Mom and dad had separate checking accounts. Their pensions were directly deposited into each of their accounts. Dad paid the mortgage and the car payment, mom paid everything else. Dad and I took a trip to the bank. The intention was to make sure he had access to both her checking account as well as a savings account she had for herself. We also wanted to remove the ability for her to sign on any transactions (we did not want imposters coming in). We also know once the obituary is filed, scammers are more prevalent on the widow(er). Fortunately, it was very easy. We presented the death certificate and because the accounts were held in the trust, dad had complete access to all of the money at the bank because they were both listed as co-trustees. As we left, I asked the bank to list me as the “Trusted Contact” for dad’s accounts (in the event they could not locate him).
I tried to set him up for some automatic bill payments. We tried to have his car payment paid directly online. He let this go one month and then asked me to stop it. He actually likes the activity of writing the check out, getting a stamp on an envelope, and mailing it.

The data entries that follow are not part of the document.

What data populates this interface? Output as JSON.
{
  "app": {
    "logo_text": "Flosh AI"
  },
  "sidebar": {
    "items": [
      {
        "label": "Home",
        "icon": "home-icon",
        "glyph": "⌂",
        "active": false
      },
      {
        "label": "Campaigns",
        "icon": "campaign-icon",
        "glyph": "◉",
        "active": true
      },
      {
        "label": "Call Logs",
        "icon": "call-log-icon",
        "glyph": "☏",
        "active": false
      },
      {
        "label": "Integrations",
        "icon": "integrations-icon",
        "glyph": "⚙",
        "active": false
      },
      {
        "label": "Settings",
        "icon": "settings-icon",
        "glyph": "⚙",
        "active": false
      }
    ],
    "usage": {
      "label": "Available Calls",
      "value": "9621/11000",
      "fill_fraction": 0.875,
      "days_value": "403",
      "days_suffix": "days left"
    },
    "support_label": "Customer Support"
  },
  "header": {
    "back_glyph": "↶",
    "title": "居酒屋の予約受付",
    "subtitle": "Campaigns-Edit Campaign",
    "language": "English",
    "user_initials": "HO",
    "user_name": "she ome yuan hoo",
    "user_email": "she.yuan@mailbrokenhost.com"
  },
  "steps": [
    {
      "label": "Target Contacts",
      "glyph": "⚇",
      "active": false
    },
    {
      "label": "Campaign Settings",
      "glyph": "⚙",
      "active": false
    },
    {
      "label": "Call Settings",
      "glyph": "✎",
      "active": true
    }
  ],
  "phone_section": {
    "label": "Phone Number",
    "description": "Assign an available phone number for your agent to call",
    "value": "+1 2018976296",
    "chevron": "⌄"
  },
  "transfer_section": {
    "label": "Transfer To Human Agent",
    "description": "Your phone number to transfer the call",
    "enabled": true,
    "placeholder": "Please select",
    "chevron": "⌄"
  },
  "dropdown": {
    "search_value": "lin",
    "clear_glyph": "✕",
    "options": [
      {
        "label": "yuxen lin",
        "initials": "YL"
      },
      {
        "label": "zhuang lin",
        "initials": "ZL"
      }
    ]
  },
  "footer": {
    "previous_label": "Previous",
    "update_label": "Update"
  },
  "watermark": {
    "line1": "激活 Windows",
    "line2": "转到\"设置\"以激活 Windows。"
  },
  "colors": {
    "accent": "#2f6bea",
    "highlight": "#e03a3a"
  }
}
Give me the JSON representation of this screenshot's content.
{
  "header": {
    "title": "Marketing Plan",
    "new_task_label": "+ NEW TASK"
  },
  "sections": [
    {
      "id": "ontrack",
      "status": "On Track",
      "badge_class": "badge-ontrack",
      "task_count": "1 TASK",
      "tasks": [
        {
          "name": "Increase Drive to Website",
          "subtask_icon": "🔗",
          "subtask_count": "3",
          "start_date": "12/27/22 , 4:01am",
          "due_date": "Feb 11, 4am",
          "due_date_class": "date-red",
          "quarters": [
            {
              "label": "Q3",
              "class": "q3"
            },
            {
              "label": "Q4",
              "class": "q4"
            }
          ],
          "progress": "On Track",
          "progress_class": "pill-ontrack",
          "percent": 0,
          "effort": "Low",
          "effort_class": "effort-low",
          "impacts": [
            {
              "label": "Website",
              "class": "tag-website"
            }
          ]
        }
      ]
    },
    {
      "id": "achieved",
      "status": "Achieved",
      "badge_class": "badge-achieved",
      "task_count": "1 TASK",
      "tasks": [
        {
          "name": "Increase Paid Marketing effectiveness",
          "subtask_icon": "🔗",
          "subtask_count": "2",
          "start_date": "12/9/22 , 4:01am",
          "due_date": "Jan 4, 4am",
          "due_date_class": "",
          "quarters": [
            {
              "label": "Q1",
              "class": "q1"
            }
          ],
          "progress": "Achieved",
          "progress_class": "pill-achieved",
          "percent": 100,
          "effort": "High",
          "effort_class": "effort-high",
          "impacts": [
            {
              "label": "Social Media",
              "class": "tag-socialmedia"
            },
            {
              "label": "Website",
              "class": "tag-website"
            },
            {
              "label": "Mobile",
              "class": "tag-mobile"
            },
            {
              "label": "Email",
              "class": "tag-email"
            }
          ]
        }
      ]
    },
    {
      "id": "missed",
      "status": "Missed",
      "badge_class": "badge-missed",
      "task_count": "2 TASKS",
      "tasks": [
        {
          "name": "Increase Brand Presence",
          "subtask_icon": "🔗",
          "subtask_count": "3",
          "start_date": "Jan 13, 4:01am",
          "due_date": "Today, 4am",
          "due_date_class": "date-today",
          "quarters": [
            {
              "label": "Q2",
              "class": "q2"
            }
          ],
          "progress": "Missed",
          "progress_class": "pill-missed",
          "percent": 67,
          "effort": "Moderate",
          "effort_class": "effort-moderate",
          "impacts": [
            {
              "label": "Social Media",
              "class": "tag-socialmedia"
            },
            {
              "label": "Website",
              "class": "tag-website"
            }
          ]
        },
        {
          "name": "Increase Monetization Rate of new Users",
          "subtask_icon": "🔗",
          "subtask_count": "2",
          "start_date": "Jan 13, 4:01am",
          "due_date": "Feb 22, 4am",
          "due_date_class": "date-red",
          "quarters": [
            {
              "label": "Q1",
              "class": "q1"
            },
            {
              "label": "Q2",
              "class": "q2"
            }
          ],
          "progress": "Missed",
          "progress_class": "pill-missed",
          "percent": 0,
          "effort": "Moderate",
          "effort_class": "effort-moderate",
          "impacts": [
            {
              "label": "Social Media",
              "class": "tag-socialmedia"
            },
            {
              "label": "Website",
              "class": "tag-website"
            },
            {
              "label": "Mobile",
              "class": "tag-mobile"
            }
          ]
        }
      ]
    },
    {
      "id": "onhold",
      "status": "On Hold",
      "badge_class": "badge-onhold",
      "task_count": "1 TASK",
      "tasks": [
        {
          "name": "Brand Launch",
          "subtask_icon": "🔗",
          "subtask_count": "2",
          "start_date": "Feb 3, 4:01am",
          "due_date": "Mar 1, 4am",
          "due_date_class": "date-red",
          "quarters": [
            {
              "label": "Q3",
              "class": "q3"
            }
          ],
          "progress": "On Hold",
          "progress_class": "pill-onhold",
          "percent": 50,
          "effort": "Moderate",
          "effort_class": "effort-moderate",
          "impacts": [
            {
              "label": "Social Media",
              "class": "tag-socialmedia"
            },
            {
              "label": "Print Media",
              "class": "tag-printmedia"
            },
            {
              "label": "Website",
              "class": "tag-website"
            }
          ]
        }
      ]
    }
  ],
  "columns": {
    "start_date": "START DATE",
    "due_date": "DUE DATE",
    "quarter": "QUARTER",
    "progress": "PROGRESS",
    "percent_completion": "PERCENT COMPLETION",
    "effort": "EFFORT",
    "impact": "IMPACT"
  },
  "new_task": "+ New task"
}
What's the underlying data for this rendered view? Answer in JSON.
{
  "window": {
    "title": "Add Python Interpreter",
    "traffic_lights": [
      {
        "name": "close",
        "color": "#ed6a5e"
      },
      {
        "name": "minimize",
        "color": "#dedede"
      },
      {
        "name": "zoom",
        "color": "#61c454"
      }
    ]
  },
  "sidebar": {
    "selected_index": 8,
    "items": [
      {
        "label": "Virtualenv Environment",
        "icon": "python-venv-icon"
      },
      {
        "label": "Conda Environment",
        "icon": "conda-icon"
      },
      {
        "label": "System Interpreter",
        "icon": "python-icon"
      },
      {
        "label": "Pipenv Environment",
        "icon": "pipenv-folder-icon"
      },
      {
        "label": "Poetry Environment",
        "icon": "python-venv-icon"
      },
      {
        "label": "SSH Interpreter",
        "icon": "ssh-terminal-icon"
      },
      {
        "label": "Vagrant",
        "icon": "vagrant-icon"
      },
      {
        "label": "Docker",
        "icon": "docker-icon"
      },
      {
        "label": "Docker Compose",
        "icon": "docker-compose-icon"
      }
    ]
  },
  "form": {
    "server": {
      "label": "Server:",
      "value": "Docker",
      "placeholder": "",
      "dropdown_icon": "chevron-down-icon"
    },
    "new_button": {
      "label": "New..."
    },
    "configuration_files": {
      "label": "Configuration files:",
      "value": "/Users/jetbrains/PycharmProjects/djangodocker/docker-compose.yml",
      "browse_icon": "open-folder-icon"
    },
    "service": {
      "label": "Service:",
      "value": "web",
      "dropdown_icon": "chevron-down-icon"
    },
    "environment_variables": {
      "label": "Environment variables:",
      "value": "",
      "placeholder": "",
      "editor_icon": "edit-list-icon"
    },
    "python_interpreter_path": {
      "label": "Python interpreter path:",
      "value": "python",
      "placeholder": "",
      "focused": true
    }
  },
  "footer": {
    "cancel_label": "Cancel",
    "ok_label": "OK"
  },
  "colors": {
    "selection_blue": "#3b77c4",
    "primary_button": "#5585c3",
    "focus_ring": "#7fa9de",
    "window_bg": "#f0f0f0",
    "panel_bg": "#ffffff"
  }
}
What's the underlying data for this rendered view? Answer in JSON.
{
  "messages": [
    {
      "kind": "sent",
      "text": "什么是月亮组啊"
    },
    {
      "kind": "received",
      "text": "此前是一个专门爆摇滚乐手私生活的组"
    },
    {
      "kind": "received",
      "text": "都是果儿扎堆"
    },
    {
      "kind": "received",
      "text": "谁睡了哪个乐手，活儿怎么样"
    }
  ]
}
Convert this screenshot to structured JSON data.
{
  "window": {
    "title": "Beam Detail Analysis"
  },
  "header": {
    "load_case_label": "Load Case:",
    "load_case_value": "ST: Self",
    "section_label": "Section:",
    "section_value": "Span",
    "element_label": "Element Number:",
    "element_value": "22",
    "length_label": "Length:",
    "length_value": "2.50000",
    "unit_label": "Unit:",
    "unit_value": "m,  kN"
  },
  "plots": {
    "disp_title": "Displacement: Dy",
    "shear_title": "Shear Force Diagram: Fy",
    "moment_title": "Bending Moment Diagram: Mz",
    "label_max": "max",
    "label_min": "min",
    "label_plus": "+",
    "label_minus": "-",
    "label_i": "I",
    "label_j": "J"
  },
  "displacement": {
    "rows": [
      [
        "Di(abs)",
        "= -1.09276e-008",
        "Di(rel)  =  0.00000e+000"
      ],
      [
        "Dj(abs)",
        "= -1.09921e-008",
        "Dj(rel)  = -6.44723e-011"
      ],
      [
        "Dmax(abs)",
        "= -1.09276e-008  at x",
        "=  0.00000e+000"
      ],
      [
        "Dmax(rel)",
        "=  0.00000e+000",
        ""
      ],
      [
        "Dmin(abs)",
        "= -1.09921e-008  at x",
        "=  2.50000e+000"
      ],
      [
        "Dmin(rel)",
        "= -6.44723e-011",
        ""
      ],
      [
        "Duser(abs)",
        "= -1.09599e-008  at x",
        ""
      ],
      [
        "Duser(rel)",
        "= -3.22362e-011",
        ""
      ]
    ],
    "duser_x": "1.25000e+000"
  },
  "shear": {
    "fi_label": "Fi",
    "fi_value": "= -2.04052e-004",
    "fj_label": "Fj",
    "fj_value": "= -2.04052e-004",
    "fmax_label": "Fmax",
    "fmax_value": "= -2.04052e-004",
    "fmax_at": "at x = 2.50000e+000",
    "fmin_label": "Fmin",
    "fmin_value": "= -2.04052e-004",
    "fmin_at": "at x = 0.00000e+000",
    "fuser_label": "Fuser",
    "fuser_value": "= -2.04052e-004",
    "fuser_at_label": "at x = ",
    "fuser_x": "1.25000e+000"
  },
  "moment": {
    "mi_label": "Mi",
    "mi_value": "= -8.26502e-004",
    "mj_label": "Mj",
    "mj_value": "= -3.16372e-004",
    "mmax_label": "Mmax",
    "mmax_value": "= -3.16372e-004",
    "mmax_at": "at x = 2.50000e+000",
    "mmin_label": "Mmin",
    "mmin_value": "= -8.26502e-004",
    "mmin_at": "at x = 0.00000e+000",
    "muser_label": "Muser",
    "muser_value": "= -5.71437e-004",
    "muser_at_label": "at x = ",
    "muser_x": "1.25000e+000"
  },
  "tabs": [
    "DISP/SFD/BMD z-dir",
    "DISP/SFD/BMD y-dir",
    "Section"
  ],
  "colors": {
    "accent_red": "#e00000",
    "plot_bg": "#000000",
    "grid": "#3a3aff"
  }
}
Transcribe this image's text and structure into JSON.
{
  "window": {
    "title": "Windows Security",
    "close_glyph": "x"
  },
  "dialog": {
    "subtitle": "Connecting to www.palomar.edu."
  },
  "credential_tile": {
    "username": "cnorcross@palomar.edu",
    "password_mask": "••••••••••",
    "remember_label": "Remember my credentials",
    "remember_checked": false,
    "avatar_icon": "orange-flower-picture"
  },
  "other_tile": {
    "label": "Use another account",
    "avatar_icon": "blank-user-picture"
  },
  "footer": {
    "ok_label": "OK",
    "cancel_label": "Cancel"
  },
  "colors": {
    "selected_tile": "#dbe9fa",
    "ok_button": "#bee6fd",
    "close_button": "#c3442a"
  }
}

I did buy him his first Apple product. I bought him a mini iPad so he could Facetime his kids and grandkids. Also, we are trying to help him to monitor his banking accounts online. He is working on this. He is getting better, but I know this will take time. This is an 87-year-old man learning to live on his own. He is healthy, walks every day, enjoys his G-Scale trains and flying his model planes. But what he loves most is seeing his kids and grandkids. He is looking forward to spending time with us in the spring so he can watch my youngest play college baseball. He is enjoying his best life. His life has changed but his children are relieved of the order it is in.